(Data records)
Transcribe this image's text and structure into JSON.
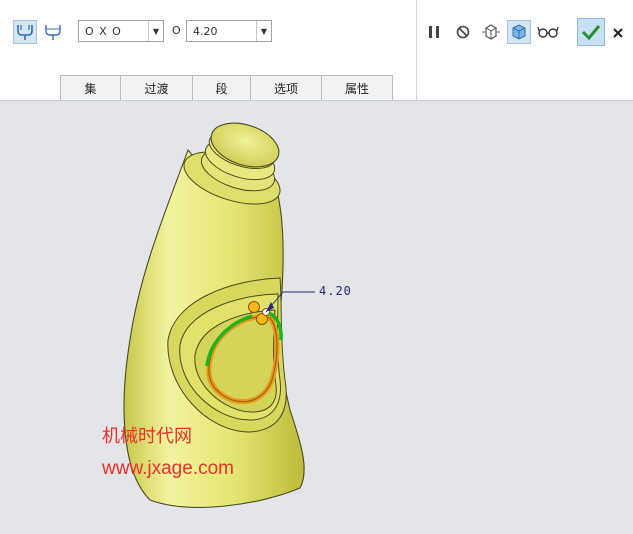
{
  "toolbar": {
    "mode_select_value": "O X O",
    "radius_prefix": "O",
    "radius_value": "4.20",
    "tabs": [
      {
        "label": "集"
      },
      {
        "label": "过渡"
      },
      {
        "label": "段"
      },
      {
        "label": "选项"
      },
      {
        "label": "属性"
      }
    ],
    "icons": {
      "fillet_mode_1": "round-set-icon",
      "fillet_mode_2": "round-transition-icon",
      "pause": "pause-icon",
      "cancel_preview": "no-preview-icon",
      "preview_geometry": "preview-geometry-icon",
      "verify": "verify-mode-icon",
      "glasses": "glasses-preview-icon",
      "apply": "checkmark-icon",
      "close": "close-icon"
    },
    "accent_color": "#2a8f2a"
  },
  "viewport": {
    "dimension_label": "4.20",
    "model_color": "#e7e77a",
    "highlight_color": "#e89a1a",
    "edge_select_color": "#1fb41f"
  },
  "watermark": {
    "line1": "机械时代网",
    "line2": "www.jxage.com"
  }
}
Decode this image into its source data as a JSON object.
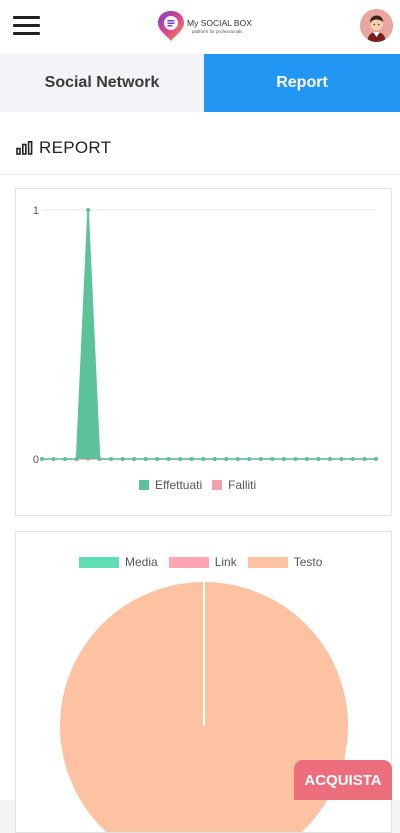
{
  "header": {
    "logo_name": "My SOCIAL BOX",
    "logo_tagline": "platform for professionals",
    "icons": {
      "menu": "hamburger-icon",
      "avatar": "user-avatar"
    }
  },
  "tabs": [
    {
      "label": "Social Network",
      "active": false
    },
    {
      "label": "Report",
      "active": true
    }
  ],
  "report": {
    "title": "REPORT",
    "icon": "bar-chart-icon"
  },
  "chart_data": [
    {
      "type": "line",
      "x_count": 30,
      "ylim": [
        0,
        1
      ],
      "yticks": [
        "0",
        "1"
      ],
      "grid": true,
      "legend_position": "bottom",
      "series": [
        {
          "name": "Effettuati",
          "color": "#5cc29a",
          "fill": true,
          "values": [
            0,
            0,
            0,
            0,
            1,
            0,
            0,
            0,
            0,
            0,
            0,
            0,
            0,
            0,
            0,
            0,
            0,
            0,
            0,
            0,
            0,
            0,
            0,
            0,
            0,
            0,
            0,
            0,
            0,
            0
          ]
        },
        {
          "name": "Falliti",
          "color": "#f2a0ab",
          "values": [
            0,
            0,
            0,
            0,
            0,
            0,
            0,
            0,
            0,
            0,
            0,
            0,
            0,
            0,
            0,
            0,
            0,
            0,
            0,
            0,
            0,
            0,
            0,
            0,
            0,
            0,
            0,
            0,
            0,
            0
          ]
        }
      ]
    },
    {
      "type": "pie",
      "legend_position": "top",
      "labels": [
        "Media",
        "Link",
        "Testo"
      ],
      "colors": [
        "#5fdfb6",
        "#ffa5b2",
        "#fcc2a1"
      ],
      "values": [
        0,
        0,
        1
      ]
    }
  ],
  "cta": {
    "label": "ACQUISTA",
    "color": "#ec6d7c"
  },
  "colors": {
    "accent": "#2196f3",
    "tab_inactive_bg": "#f3f4f7"
  }
}
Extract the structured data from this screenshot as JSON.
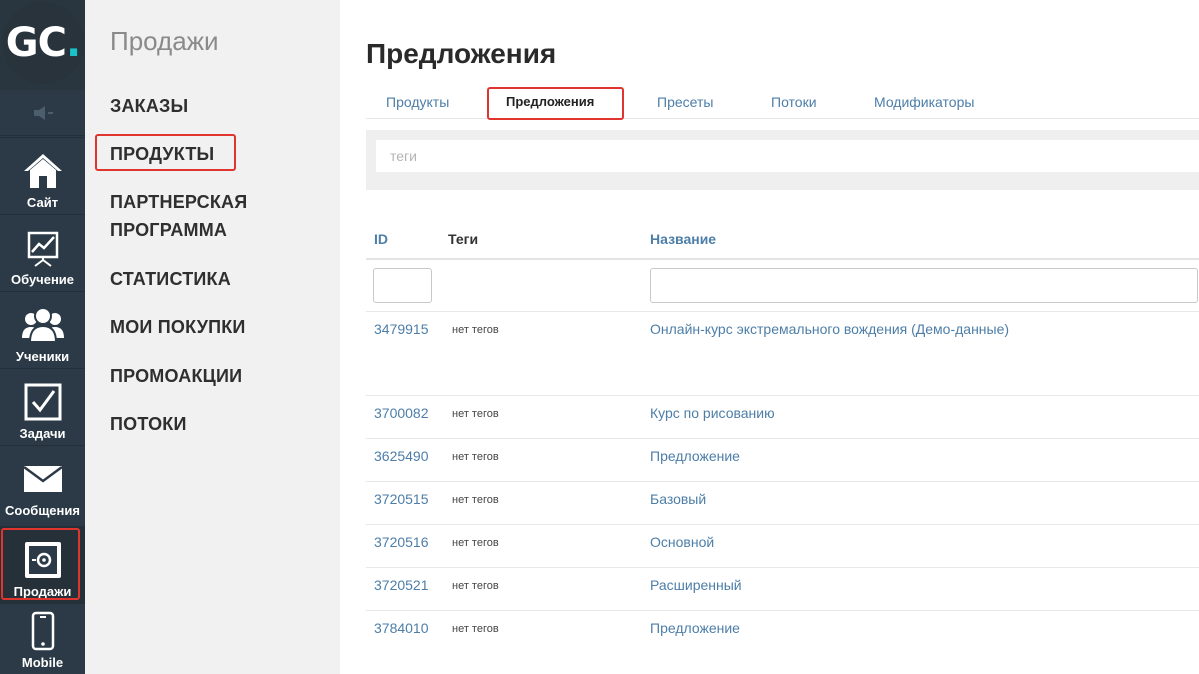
{
  "brand": {
    "logo_main": "GC",
    "logo_dot": "."
  },
  "sidebar": {
    "items": [
      {
        "label": "Сайт",
        "icon": "home-icon"
      },
      {
        "label": "Обучение",
        "icon": "chart-board-icon"
      },
      {
        "label": "Ученики",
        "icon": "users-icon"
      },
      {
        "label": "Задачи",
        "icon": "checkbox-icon"
      },
      {
        "label": "Сообщения",
        "icon": "envelope-icon"
      },
      {
        "label": "Продажи",
        "icon": "safe-icon",
        "active": true
      },
      {
        "label": "Mobile",
        "icon": "phone-icon"
      }
    ]
  },
  "menu": {
    "title": "Продажи",
    "items": [
      {
        "label": "ЗАКАЗЫ"
      },
      {
        "label": "ПРОДУКТЫ",
        "highlighted": true
      },
      {
        "label": "ПАРТНЕРСКАЯ ПРОГРАММА"
      },
      {
        "label": "СТАТИСТИКА"
      },
      {
        "label": "МОИ ПОКУПКИ"
      },
      {
        "label": "ПРОМОАКЦИИ"
      },
      {
        "label": "ПОТОКИ"
      }
    ]
  },
  "page": {
    "title": "Предложения",
    "tabs": [
      {
        "label": "Продукты"
      },
      {
        "label": "Предложения",
        "active": true
      },
      {
        "label": "Пресеты"
      },
      {
        "label": "Потоки"
      },
      {
        "label": "Модификаторы"
      }
    ],
    "tags_placeholder": "теги"
  },
  "table": {
    "headers": {
      "id": "ID",
      "tags": "Теги",
      "name": "Название"
    },
    "rows": [
      {
        "id": "3479915",
        "tags": "нет тегов",
        "name": "Онлайн-курс экстремального вождения (Демо-данные)"
      },
      {
        "id": "3700082",
        "tags": "нет тегов",
        "name": "Курс по рисованию"
      },
      {
        "id": "3625490",
        "tags": "нет тегов",
        "name": "Предложение"
      },
      {
        "id": "3720515",
        "tags": "нет тегов",
        "name": "Базовый"
      },
      {
        "id": "3720516",
        "tags": "нет тегов",
        "name": "Основной"
      },
      {
        "id": "3720521",
        "tags": "нет тегов",
        "name": "Расширенный"
      },
      {
        "id": "3784010",
        "tags": "нет тегов",
        "name": "Предложение"
      }
    ]
  },
  "colors": {
    "sidebar_bg": "#2b3a46",
    "menu_bg": "#f1f1f1",
    "link_blue": "#4d7ea8",
    "highlight_red": "#e0342f",
    "logo_accent": "#19c3c9"
  }
}
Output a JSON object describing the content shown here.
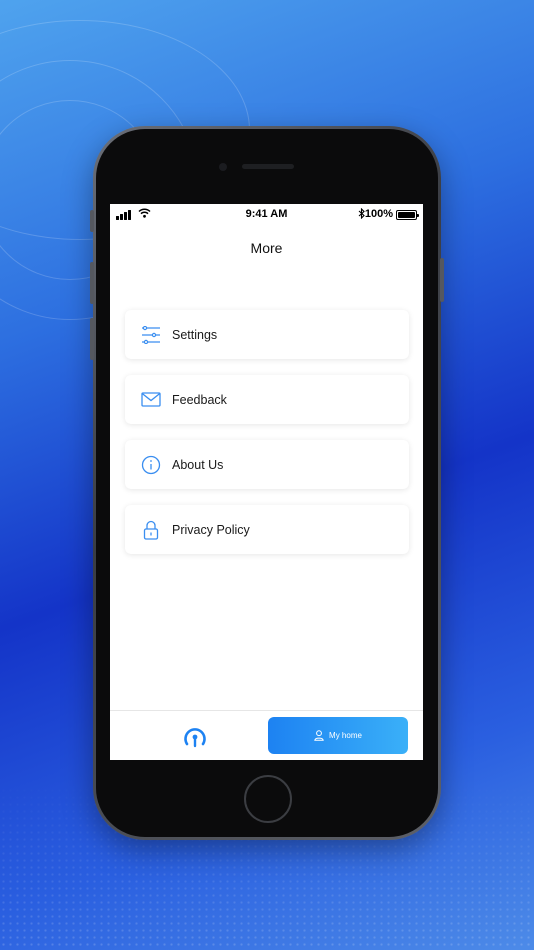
{
  "status_bar": {
    "time": "9:41 AM",
    "battery_percent": "100%",
    "battery_level": 1.0
  },
  "page": {
    "title": "More"
  },
  "menu": {
    "items": [
      {
        "label": "Settings",
        "icon": "sliders-icon"
      },
      {
        "label": "Feedback",
        "icon": "mail-icon"
      },
      {
        "label": "About Us",
        "icon": "info-icon"
      },
      {
        "label": "Privacy Policy",
        "icon": "lock-icon"
      }
    ]
  },
  "tab_bar": {
    "connect_icon": "connect-icon",
    "home_label": "My home",
    "home_icon": "user-icon"
  },
  "colors": {
    "accent": "#1d82f2",
    "accent_light": "#3ab0f8",
    "icon_blue": "#3a8ef0"
  }
}
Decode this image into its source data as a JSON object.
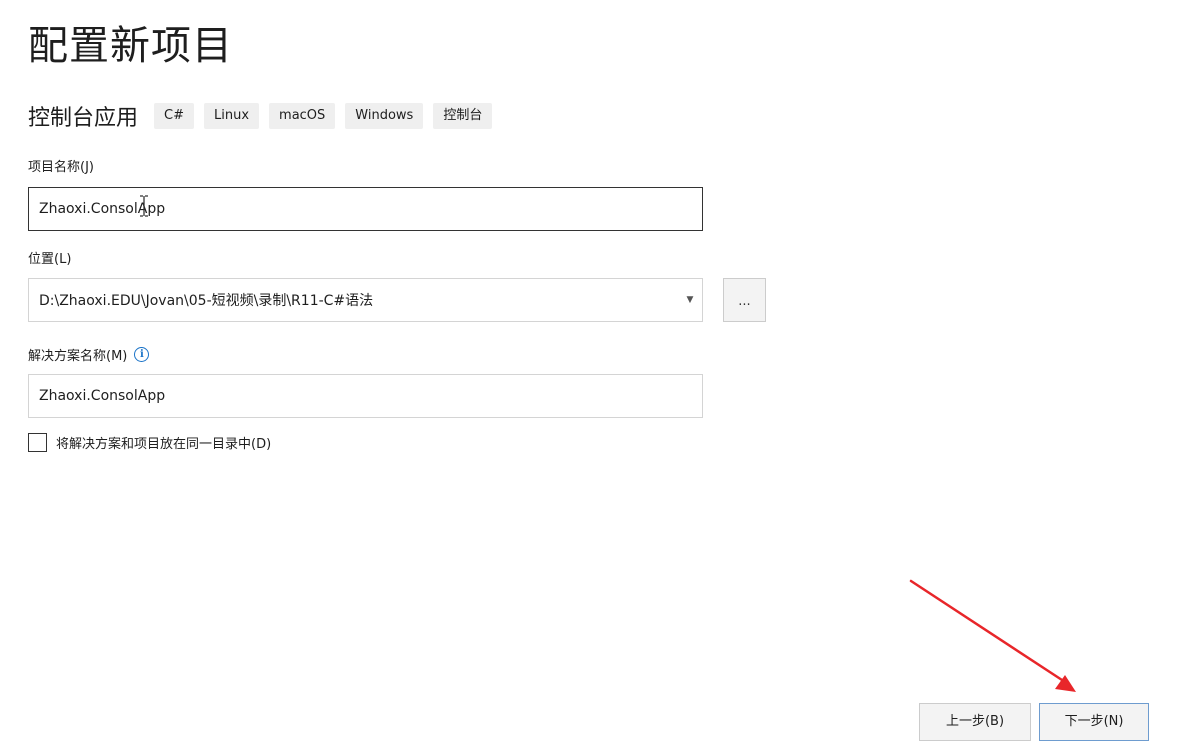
{
  "page": {
    "title": "配置新项目"
  },
  "template": {
    "name": "控制台应用",
    "tags": [
      "C#",
      "Linux",
      "macOS",
      "Windows",
      "控制台"
    ]
  },
  "project_name": {
    "label": "项目名称(J)",
    "value": "Zhaoxi.ConsolApp"
  },
  "location": {
    "label": "位置(L)",
    "value": "D:\\Zhaoxi.EDU\\Jovan\\05-短视频\\录制\\R11-C#语法",
    "browse_label": "..."
  },
  "solution_name": {
    "label": "解决方案名称(M)",
    "value": "Zhaoxi.ConsolApp",
    "info_icon": "info-icon"
  },
  "same_directory": {
    "label": "将解决方案和项目放在同一目录中(D)",
    "checked": false
  },
  "footer": {
    "back_label": "上一步(B)",
    "next_label": "下一步(N)"
  },
  "annotation": {
    "arrow_color": "#e8262a",
    "target": "next-button"
  },
  "colors": {
    "accent": "#1a73c8",
    "next_border": "#6e9ccf"
  }
}
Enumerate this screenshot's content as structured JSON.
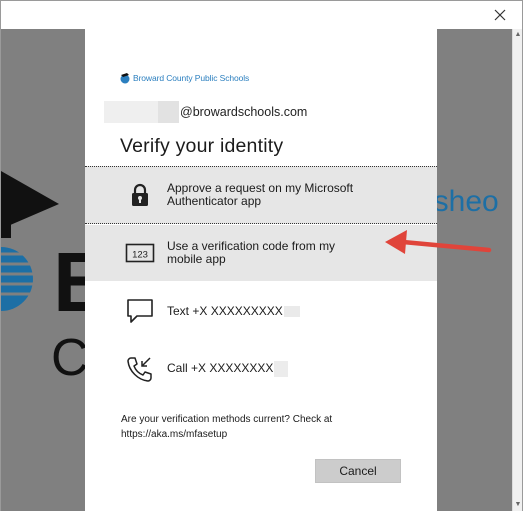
{
  "window": {
    "close_label": "×"
  },
  "background": {
    "text_top": "isheo",
    "text_letters": "B      AI",
    "text_bottom": "C                    Sch"
  },
  "dialog": {
    "brand_name": "Broward County Public Schools",
    "email_suffix": "@browardschools.com",
    "title": "Verify your identity",
    "options": [
      {
        "label": "Approve a request on my Microsoft Authenticator app",
        "icon": "lock-icon"
      },
      {
        "label": "Use a verification code from my mobile app",
        "icon": "code-123-icon",
        "icon_text": "123"
      },
      {
        "label": "Text +X XXXXXXXXX",
        "icon": "chat-bubble-icon"
      },
      {
        "label": "Call +X XXXXXXXX",
        "icon": "phone-icon"
      }
    ],
    "footer": "Are your verification methods current? Check at https://aka.ms/mfasetup",
    "cancel_label": "Cancel"
  },
  "colors": {
    "brand": "#2b7fbf",
    "annotation_arrow": "#e0443a",
    "backdrop": "#808080",
    "option_highlight": "#e6e6e6"
  }
}
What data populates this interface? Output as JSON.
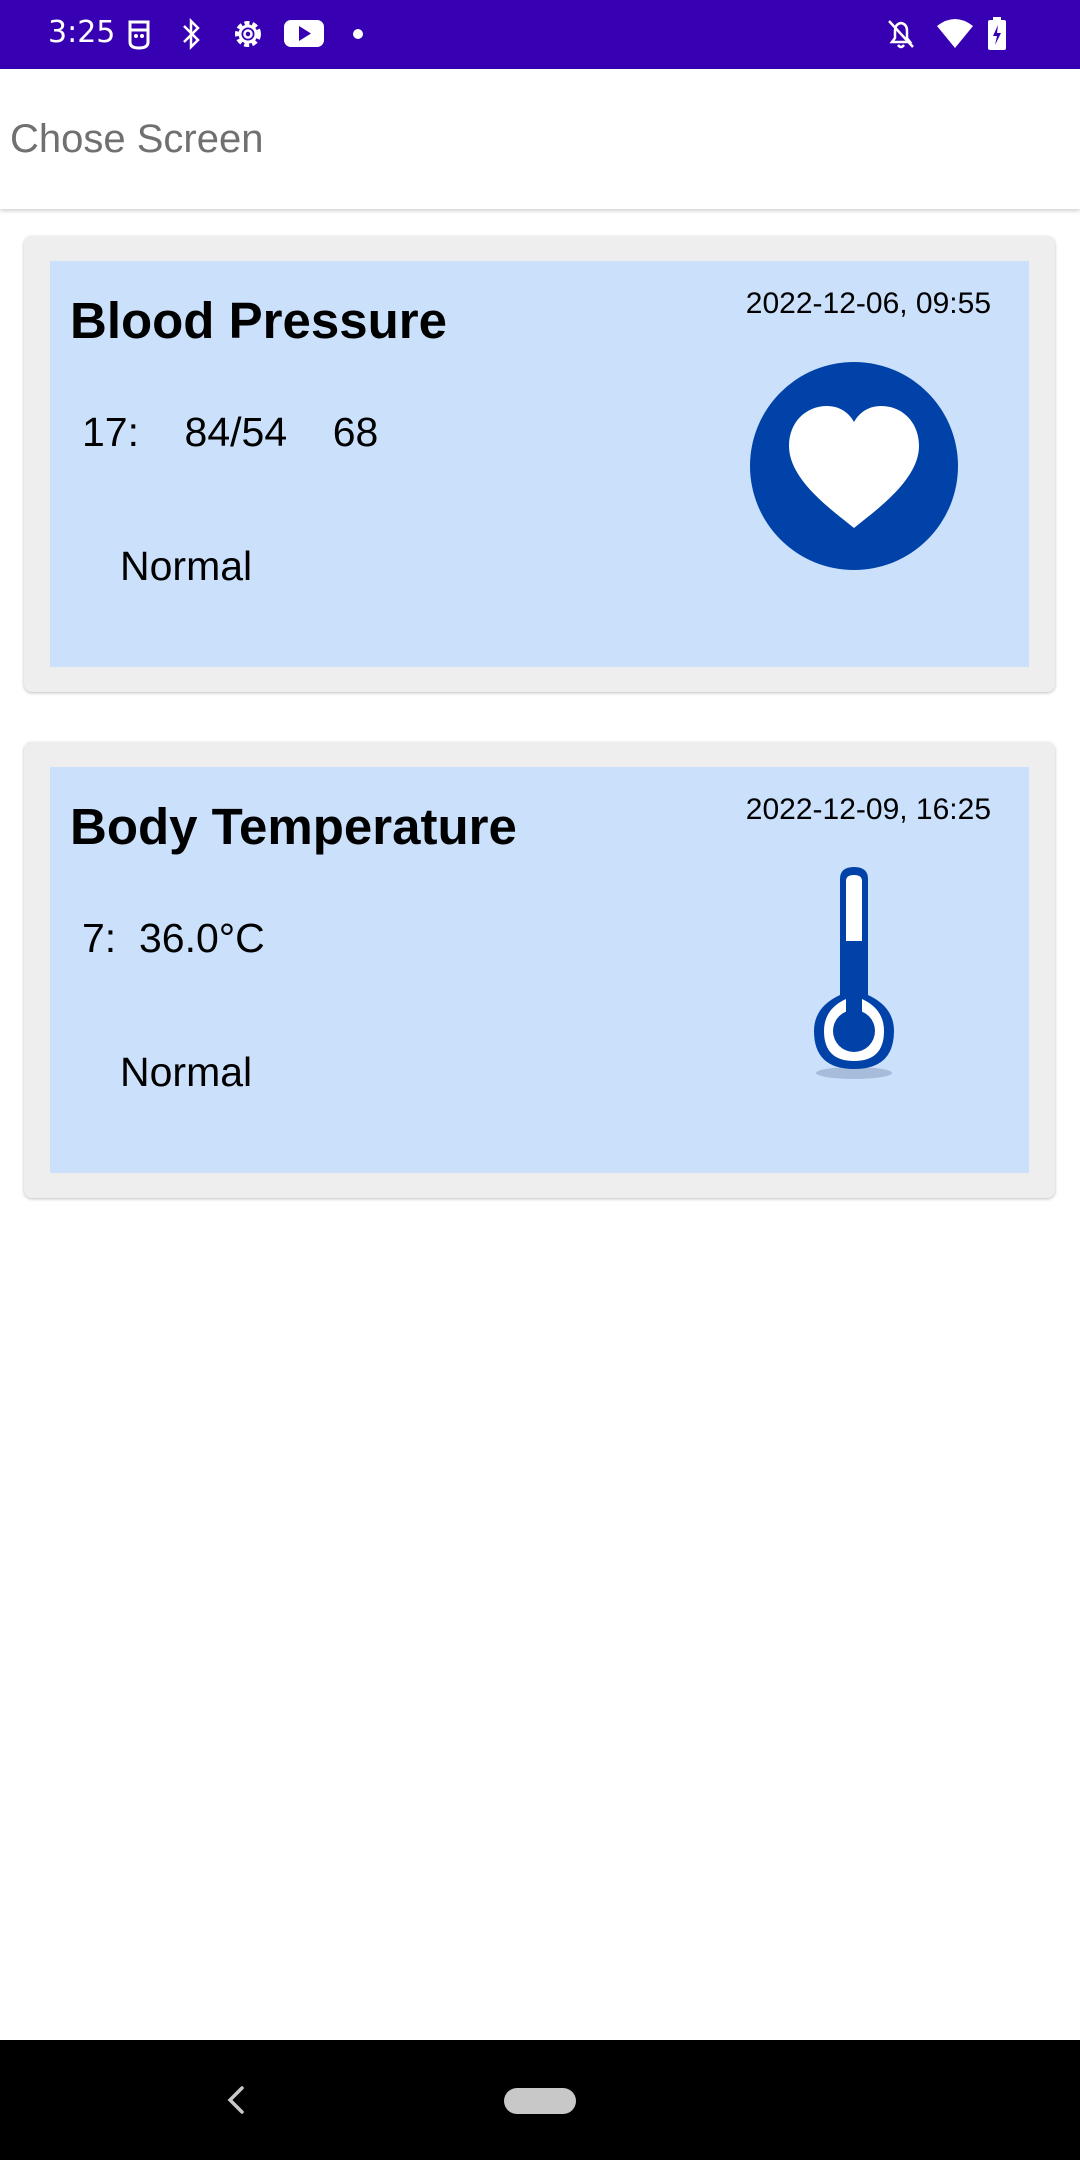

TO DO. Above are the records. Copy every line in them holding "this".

WRITTEN SOLUTION.
Transcribe this image's text and structure into JSON.
Decode this image into its source data as a JSON object.
Extract the structured data from this screenshot as JSON.
Decode this image into its source data as a JSON object.
Enumerate this screenshot's content as structured JSON.
What data populates this interface? Output as JSON.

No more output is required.